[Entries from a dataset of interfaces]
++++++++++++++++++++
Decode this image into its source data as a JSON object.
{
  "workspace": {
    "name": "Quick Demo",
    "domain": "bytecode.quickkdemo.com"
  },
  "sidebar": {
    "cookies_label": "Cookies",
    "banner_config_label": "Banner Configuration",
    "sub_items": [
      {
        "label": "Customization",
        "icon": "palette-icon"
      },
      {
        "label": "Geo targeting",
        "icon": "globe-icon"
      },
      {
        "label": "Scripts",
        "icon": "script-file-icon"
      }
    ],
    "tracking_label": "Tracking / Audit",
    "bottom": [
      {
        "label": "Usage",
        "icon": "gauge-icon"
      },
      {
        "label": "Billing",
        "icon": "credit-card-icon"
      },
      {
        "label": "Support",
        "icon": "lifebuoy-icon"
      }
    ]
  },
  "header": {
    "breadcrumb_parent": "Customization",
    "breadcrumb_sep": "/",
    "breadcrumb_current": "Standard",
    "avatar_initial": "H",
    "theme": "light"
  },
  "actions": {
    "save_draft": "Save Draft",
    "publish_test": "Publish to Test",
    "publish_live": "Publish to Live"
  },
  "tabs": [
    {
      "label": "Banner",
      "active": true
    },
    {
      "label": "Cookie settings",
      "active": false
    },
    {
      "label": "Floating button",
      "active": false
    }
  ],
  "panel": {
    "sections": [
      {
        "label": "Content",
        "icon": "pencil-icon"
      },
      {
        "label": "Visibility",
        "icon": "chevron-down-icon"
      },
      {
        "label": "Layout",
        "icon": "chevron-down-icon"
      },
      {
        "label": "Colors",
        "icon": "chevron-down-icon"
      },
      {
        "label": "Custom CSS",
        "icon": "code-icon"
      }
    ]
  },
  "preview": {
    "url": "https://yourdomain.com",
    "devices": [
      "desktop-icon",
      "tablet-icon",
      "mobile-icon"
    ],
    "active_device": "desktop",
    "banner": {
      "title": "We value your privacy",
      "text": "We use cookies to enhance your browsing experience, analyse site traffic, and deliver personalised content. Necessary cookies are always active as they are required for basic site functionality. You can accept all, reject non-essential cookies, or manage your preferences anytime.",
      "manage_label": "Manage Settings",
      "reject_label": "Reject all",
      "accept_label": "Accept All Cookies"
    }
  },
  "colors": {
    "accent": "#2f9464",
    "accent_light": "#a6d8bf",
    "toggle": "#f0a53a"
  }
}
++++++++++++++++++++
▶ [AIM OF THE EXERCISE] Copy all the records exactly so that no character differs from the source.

▶ [OUTPUT BELOW]
Decode this image into its source data as a JSON object.
{
  "workspace": {
    "name": "Quick Demo",
    "domain": "bytecode.quickkdemo.com"
  },
  "sidebar": {
    "cookies_label": "Cookies",
    "banner_config_label": "Banner Configuration",
    "sub_items": [
      {
        "label": "Customization",
        "icon": "palette-icon"
      },
      {
        "label": "Geo targeting",
        "icon": "globe-icon"
      },
      {
        "label": "Scripts",
        "icon": "script-file-icon"
      }
    ],
    "tracking_label": "Tracking / Audit",
    "bottom": [
      {
        "label": "Usage",
        "icon": "gauge-icon"
      },
      {
        "label": "Billing",
        "icon": "credit-card-icon"
      },
      {
        "label": "Support",
        "icon": "lifebuoy-icon"
      }
    ]
  },
  "header": {
    "breadcrumb_parent": "Customization",
    "breadcrumb_sep": "/",
    "breadcrumb_current": "Standard",
    "avatar_initial": "H",
    "theme": "light"
  },
  "actions": {
    "save_draft": "Save Draft",
    "publish_test": "Publish to Test",
    "publish_live": "Publish to Live"
  },
  "tabs": [
    {
      "label": "Banner",
      "active": true
    },
    {
      "label": "Cookie settings",
      "active": false
    },
    {
      "label": "Floating button",
      "active": false
    }
  ],
  "panel": {
    "sections": [
      {
        "label": "Content",
        "icon": "pencil-icon"
      },
      {
        "label": "Visibility",
        "icon": "chevron-down-icon"
      },
      {
        "label": "Layout",
        "icon": "chevron-down-icon"
      },
      {
        "label": "Colors",
        "icon": "chevron-down-icon"
      },
      {
        "label": "Custom CSS",
        "icon": "code-icon"
      }
    ]
  },
  "preview": {
    "url": "https://yourdomain.com",
    "devices": [
      "desktop-icon",
      "tablet-icon",
      "mobile-icon"
    ],
    "active_device": "desktop",
    "banner": {
      "title": "We value your privacy",
      "text": "We use cookies to enhance your browsing experience, analyse site traffic, and deliver personalised content. Necessary cookies are always active as they are required for basic site functionality. You can accept all, reject non-essential cookies, or manage your preferences anytime.",
      "manage_label": "Manage Settings",
      "reject_label": "Reject all",
      "accept_label": "Accept All Cookies"
    }
  },
  "colors": {
    "accent": "#2f9464",
    "accent_light": "#a6d8bf",
    "toggle": "#f0a53a"
  }
}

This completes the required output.